State Board Of Ed Representative Speaks About 'Critical Race Theory' At Xenia Church
Brendan Shea of Madison County represents Clark, Greene and other local counties on the State Board of Education. He homeschools his five children and says systemic racism no longer exists.
The Greene County Tea Party held an event in Xenia on Tuesday, July 27 about a hot-button political issue: what they called "critical race theory." At the event, Ohio Board of Education representative Brendan Shea gave a presentation titled "Critical Race Theory: The Oppressor and the Oppressed."
About fifty people—including local school board members and candidates— packed into the room at a Xenia Nazarene building on Tuesday night. They shared soft drinks and snacks, and then sat down for the presentation. The crowd was engaged and concerned as Shea repeated a number of conservative talking points.
"It's just a radical liberal agenda... the oppressor versus the oppressed," he said. "It all boils down to that, right? There's a group of oppressors, there's a group of oppressed. They've said the whites are oppressors and Blacks are the oppressed. And they see and they view everything in the world, everything that happens, systems on down, through that lens."
Shea has been an elected member of the nineteen-person Ohio Board of Education since January. He runs for re-election in 2024.
Shea handed out copies of the state board’s equity resolution that was passed in the wake of the murder of George Floyd in the summer of 2020. The resolution condemns racism and says the board should be dedicated to advancing opportunities for students of color in Ohio. But Shea said the resolution is about much more than what’s just on the surface.
“I would say that this resolution contains many tenets of critical race theory, the principle of equal outcome. Bias. This idea that we can control thought,” he said.
Shea said systemic racism no longer exists, and pointed to Black politician Dr. Ben Carson as an example of someone who was able to find success in America by applying himself. He said that he is for equality but not equity.

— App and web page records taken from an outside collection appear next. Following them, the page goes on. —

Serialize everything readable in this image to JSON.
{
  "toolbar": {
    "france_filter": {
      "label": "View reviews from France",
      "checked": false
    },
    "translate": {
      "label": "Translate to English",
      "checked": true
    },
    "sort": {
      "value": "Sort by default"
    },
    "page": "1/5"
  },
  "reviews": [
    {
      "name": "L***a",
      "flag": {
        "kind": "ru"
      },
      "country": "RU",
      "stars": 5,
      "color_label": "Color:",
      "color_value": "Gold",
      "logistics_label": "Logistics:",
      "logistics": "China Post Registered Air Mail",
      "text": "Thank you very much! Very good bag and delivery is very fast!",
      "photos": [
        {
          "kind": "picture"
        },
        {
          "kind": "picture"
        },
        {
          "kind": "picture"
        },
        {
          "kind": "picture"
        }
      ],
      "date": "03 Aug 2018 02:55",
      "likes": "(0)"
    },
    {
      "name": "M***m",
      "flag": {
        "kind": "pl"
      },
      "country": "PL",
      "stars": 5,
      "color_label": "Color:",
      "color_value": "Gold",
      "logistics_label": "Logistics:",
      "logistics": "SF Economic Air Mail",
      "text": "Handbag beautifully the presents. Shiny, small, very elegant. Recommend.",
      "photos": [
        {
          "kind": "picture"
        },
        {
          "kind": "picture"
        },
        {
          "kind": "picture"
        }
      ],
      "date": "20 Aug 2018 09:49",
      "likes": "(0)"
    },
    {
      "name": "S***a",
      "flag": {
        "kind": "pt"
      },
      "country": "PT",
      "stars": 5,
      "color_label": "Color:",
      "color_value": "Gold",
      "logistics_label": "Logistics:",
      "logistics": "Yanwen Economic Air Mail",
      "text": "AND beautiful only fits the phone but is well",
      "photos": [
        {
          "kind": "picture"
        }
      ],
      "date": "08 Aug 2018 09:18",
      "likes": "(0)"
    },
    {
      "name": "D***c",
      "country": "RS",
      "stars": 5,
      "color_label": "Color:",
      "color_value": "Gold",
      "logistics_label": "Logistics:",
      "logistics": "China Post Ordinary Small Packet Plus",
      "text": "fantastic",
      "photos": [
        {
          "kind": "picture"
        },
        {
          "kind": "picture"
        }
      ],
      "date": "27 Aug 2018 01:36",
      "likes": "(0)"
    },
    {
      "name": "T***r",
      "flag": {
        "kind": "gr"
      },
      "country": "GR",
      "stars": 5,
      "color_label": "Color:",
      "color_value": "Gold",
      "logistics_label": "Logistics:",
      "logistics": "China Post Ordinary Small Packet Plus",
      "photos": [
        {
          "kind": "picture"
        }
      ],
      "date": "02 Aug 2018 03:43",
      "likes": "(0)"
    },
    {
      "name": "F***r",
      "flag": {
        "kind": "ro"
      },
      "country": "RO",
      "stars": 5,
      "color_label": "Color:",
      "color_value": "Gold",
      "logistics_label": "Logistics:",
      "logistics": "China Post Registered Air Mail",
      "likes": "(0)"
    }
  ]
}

"Equity is one of the catchphrases, one of the coined phrases of critical race theory," he said. "Equity pertains to equal outcomes. And again, it sounds good because it sounds like equality. We are for equality, equal opportunity. We're all equal in terms of our dignity made in the image and likeness of God. That doesn't mean we're the same or that doesn't mean we have the same abilities. I would argue that equity and equality are mutually exclusive."
The Center for the Study of Social Policy defines equality as: "The effort to treat everyone the same or to ensure that everyone has access to the same opportunities. However, only working to achieve equality ignores historical and structural factors that benefit some social groups and disadvantages other social groups in ways that create differential starting points."
Equity, on the other hand, is defined as: "The effort to provide different levels of support based on an individual’s or group’s needs in order to achieve fairness in outcomes. Working to achieve equity acknowledges unequal starting places and the need to correct the imbalance."
Shea said that local school districts in Ohio have a lot of say about what’s in their curriculums. So he encouraged those in the crowd who want to get involved to run for their local school boards. He also urged the crowd to see through what he called the "smokescreen" of critical race theory and workplace diversity, equity and inclusion training.
"They [the principles of critical race theory] sound benign," he said. "They seem benign on the surface. But what's underlying them is a true attempt to divide and conquer. It's Marxism. That's that's what it is, plain and simple. It's a Marxist philosophy."
Environmental reporter Chris Welter is a corps member with Report for America, a national service program that places journalists into local newsrooms.